# WORK ORDER
Give back the data exactly, with no images.

[Entries from a dataset of interfaces]
━━━━
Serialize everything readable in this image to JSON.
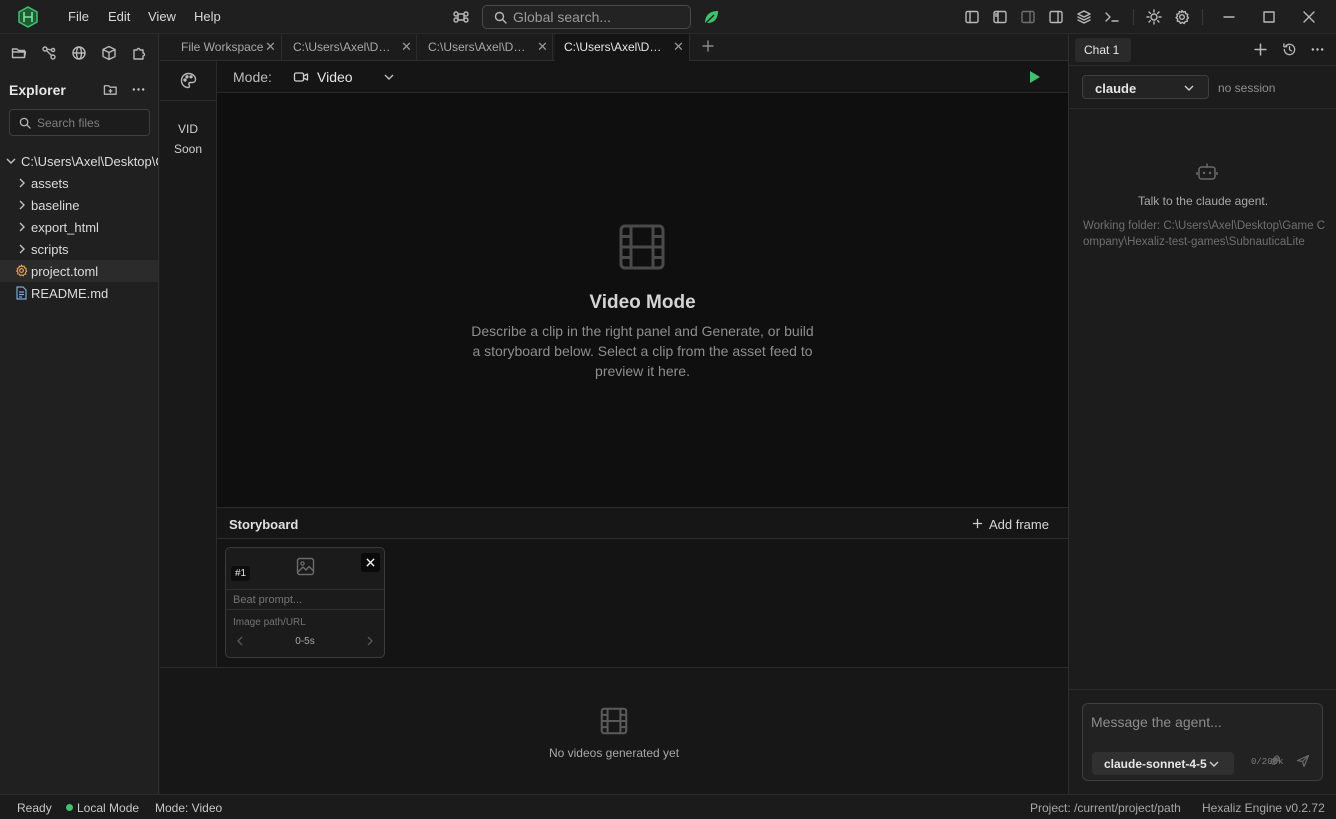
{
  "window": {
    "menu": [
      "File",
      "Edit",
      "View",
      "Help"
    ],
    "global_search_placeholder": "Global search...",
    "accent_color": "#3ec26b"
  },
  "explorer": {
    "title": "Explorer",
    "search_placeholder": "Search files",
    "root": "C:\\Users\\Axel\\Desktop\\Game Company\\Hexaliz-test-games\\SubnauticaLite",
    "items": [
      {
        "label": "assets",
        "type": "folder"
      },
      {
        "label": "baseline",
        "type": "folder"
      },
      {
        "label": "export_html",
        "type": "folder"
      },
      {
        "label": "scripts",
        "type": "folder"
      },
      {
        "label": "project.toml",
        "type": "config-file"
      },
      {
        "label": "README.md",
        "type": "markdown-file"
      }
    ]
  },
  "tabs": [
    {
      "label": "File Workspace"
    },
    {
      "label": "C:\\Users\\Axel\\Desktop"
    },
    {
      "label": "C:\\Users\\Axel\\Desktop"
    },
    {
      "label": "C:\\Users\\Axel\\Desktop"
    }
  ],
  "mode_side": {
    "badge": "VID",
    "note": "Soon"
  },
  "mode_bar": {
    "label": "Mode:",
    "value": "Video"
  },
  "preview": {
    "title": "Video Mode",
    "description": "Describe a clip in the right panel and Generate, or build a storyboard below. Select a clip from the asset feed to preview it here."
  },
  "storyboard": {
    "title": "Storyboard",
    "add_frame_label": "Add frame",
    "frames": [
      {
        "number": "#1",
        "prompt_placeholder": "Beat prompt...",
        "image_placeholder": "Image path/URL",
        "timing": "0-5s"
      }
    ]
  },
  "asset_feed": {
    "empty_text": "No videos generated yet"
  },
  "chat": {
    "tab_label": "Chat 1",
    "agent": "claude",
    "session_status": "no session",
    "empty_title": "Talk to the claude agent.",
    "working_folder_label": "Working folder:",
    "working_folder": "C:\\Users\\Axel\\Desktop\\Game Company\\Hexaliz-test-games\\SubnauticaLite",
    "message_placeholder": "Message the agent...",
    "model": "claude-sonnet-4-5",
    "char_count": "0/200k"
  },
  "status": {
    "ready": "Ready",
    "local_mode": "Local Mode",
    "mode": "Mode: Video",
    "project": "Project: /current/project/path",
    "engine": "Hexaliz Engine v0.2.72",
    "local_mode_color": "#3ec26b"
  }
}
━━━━
# ANSWER SECTION
Serialize everything readable in this image to JSON.
{
  "window": {
    "menu": [
      "File",
      "Edit",
      "View",
      "Help"
    ],
    "global_search_placeholder": "Global search...",
    "accent_color": "#3ec26b"
  },
  "explorer": {
    "title": "Explorer",
    "search_placeholder": "Search files",
    "root": "C:\\Users\\Axel\\Desktop\\Game Company\\Hexaliz-test-games\\SubnauticaLite",
    "items": [
      {
        "label": "assets",
        "type": "folder"
      },
      {
        "label": "baseline",
        "type": "folder"
      },
      {
        "label": "export_html",
        "type": "folder"
      },
      {
        "label": "scripts",
        "type": "folder"
      },
      {
        "label": "project.toml",
        "type": "config-file"
      },
      {
        "label": "README.md",
        "type": "markdown-file"
      }
    ]
  },
  "tabs": [
    {
      "label": "File Workspace"
    },
    {
      "label": "C:\\Users\\Axel\\Desktop"
    },
    {
      "label": "C:\\Users\\Axel\\Desktop"
    },
    {
      "label": "C:\\Users\\Axel\\Desktop"
    }
  ],
  "mode_side": {
    "badge": "VID",
    "note": "Soon"
  },
  "mode_bar": {
    "label": "Mode:",
    "value": "Video"
  },
  "preview": {
    "title": "Video Mode",
    "description": "Describe a clip in the right panel and Generate, or build a storyboard below. Select a clip from the asset feed to preview it here."
  },
  "storyboard": {
    "title": "Storyboard",
    "add_frame_label": "Add frame",
    "frames": [
      {
        "number": "#1",
        "prompt_placeholder": "Beat prompt...",
        "image_placeholder": "Image path/URL",
        "timing": "0-5s"
      }
    ]
  },
  "asset_feed": {
    "empty_text": "No videos generated yet"
  },
  "chat": {
    "tab_label": "Chat 1",
    "agent": "claude",
    "session_status": "no session",
    "empty_title": "Talk to the claude agent.",
    "working_folder_label": "Working folder:",
    "working_folder": "C:\\Users\\Axel\\Desktop\\Game Company\\Hexaliz-test-games\\SubnauticaLite",
    "message_placeholder": "Message the agent...",
    "model": "claude-sonnet-4-5",
    "char_count": "0/200k"
  },
  "status": {
    "ready": "Ready",
    "local_mode": "Local Mode",
    "mode": "Mode: Video",
    "project": "Project: /current/project/path",
    "engine": "Hexaliz Engine v0.2.72",
    "local_mode_color": "#3ec26b"
  }
}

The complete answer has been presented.